2) TV shows are released on disc after the season is over and often right before the next season starts. This means that it might be almost a year after the show being available on Hulu or iTS before it hits optical media. This goes back to convenience which will almost always trump quality.
3) If you want to want to watch on a PC then you can buy a drive, internal or externa, and play BR movies in Windows, which any Intel Mac can load.
4a) FullHD is just marketing. Soon 1080p will get pushed down to 720p's ranking that you call "terrible".
4b) The lack of RI in Mac OS X is a problem. Windows quasi-RI implementation, Windows Presentation Foundation, might be a stop gate but it works well. At this point I think Apple has to have RI set up in 10.7 or offer an intermediate system like MS.
4c) Blu-ray is more power hungry than DVD for several reasons. One, the blue laser is reading and pushing a lot more data than on DVD. Second, H.264 or VC-1 requires a lot more resources to decode than DVD's MPEG-2. But DVD isn't power friendly, either. If you're going to watch a movie on battery, it's better to copy to and play from disk so you don't have a spinning optical drive or the noise it can make.
4d) It's interesting you mention the HP Envy's display which doesn't have an optical drive in it. Apple isn't usually the first to market with trends but they are usually the first to embrace the trend completely which signifies that the industry will now be following suit.
5a) Sure they are, on many levels. When they finally remove optical drives from notebooks (desktops have the room and won't need to follow for sometime later) they can put the OS Restore Disc on cheap read-only NAND drive. SD card or USB flash drive, take your pick.
5b) Even slow NAND is much faster than optical media, and that doesn't include the low power, fast read write, size, and rewritability

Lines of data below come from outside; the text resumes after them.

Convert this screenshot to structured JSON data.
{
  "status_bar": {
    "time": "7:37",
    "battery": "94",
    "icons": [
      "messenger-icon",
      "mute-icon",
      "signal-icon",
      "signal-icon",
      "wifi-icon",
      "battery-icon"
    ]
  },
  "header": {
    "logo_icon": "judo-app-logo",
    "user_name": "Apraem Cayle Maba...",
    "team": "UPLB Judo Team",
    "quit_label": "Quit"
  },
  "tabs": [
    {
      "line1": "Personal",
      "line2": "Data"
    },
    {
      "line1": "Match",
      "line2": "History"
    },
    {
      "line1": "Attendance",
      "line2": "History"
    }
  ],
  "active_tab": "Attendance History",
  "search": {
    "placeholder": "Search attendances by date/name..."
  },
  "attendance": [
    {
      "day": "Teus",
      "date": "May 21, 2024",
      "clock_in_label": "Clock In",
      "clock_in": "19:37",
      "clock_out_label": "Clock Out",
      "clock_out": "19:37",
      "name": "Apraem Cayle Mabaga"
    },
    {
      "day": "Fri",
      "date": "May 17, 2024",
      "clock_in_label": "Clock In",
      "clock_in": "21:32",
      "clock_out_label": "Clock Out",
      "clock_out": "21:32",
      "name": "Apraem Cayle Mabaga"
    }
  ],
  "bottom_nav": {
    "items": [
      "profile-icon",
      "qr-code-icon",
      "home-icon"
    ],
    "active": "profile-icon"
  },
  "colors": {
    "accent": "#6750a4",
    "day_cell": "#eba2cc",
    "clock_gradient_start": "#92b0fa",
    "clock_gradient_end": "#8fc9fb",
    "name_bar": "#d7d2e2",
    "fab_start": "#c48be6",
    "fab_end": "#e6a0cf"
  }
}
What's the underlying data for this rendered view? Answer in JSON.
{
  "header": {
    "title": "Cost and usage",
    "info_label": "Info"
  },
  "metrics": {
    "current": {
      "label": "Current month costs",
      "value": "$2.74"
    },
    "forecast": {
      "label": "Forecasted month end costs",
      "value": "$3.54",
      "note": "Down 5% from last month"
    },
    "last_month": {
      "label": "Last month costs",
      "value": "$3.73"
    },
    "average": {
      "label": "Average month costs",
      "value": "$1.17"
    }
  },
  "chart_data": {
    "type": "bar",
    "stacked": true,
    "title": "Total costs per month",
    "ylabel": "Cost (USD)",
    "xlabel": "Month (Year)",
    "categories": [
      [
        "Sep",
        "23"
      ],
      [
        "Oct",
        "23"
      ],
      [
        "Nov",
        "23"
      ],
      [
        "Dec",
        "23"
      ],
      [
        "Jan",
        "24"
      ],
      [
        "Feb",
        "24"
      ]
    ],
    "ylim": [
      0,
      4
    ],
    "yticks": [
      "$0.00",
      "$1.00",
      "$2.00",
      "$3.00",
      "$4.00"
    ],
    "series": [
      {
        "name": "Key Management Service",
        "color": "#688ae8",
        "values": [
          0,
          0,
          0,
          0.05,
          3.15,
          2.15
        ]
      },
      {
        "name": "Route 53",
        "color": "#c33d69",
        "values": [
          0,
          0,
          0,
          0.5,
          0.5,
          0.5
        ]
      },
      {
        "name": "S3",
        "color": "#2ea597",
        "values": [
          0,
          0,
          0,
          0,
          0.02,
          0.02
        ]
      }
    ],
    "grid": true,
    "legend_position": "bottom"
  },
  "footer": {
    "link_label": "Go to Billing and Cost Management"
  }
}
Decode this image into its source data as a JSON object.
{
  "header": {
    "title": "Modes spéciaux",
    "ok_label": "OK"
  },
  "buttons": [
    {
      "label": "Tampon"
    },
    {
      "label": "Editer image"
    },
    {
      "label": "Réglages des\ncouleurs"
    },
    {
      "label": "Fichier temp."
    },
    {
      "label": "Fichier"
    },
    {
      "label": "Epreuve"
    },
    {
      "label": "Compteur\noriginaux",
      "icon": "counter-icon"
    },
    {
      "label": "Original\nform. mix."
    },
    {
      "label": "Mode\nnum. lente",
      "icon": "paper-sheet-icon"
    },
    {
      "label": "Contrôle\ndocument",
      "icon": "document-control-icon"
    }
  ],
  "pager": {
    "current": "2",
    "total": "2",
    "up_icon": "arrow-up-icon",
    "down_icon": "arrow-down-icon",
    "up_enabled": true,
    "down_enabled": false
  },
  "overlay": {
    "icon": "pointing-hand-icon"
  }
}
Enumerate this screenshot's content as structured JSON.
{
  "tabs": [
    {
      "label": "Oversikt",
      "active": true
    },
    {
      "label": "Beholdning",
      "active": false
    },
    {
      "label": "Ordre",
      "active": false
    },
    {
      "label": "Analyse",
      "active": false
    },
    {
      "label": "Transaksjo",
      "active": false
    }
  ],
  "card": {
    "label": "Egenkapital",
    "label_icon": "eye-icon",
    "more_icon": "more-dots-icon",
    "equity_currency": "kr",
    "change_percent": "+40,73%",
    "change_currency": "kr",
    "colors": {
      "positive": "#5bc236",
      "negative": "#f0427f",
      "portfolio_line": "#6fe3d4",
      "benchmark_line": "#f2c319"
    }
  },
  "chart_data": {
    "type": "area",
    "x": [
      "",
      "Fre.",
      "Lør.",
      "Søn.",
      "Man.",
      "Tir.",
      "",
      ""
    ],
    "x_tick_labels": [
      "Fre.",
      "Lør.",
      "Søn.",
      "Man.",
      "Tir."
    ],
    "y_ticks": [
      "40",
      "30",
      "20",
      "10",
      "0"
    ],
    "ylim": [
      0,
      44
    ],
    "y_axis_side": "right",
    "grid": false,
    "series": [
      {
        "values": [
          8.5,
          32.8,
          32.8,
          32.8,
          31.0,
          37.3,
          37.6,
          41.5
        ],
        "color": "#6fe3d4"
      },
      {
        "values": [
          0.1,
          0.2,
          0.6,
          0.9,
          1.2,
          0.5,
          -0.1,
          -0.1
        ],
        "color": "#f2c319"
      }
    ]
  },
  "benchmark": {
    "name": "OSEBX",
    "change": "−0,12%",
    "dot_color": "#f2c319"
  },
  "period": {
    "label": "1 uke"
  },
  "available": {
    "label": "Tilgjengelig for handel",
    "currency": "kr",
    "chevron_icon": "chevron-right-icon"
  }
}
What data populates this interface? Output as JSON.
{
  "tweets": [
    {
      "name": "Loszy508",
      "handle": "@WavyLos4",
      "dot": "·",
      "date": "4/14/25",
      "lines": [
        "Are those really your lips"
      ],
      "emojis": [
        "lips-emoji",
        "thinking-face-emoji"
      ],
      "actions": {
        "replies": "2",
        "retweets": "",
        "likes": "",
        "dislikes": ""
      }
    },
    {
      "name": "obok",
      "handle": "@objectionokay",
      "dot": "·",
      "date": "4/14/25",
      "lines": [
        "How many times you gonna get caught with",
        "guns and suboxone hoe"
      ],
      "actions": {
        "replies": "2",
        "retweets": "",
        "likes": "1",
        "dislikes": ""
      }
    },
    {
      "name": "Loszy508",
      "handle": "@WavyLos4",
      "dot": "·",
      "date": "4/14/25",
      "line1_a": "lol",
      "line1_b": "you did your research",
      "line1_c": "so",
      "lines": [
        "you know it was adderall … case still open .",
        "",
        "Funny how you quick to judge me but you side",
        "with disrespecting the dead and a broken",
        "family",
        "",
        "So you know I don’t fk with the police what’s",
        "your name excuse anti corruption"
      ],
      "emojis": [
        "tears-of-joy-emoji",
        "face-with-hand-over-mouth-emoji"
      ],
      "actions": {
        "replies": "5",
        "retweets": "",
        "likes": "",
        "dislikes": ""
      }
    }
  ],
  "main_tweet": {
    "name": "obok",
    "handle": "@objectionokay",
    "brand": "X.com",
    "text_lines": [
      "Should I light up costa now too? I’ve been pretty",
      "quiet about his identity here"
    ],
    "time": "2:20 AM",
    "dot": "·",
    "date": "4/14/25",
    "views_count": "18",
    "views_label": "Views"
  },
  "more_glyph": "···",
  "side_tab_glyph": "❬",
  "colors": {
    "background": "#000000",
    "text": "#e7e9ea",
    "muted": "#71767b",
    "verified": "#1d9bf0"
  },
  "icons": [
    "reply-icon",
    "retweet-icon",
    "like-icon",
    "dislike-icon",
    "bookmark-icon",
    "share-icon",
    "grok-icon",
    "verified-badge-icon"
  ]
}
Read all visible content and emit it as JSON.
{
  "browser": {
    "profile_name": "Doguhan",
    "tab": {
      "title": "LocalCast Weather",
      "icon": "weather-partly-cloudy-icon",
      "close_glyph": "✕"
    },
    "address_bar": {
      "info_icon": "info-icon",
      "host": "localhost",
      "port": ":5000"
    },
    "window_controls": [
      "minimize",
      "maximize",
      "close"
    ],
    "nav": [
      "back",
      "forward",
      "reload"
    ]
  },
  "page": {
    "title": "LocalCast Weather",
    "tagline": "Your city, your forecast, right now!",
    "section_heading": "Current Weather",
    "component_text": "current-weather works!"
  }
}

of these drives. Plus, when you compare the cost of a Blu-ray drive that will fit in a MBP to the cost of an SD Card reader and SD card, it takes a lot SD-cards before that becomes a viable option for cost. It's not just the cost of NAND v. a plastic disc, you have to include the player. There has to be a reason they added SD cards so late in the game, I think the new future of SDXC and the dying future of optical media on PCs was the reason.
5c) For those that just have to have an optical drive there are plenty of external options to choose from.
6) Yes, the sales are bad. Nearly all computers come with DVD drives, with many vendors offer Blu-ray drives as an option, but very few customers are opting for them. It's a great tech for a home theater, but it's a godawful tech for a notebook. Personally, I hope that Apple does offer Blu-ray and AACS support in the OS for movie playback, but I don't see it happening.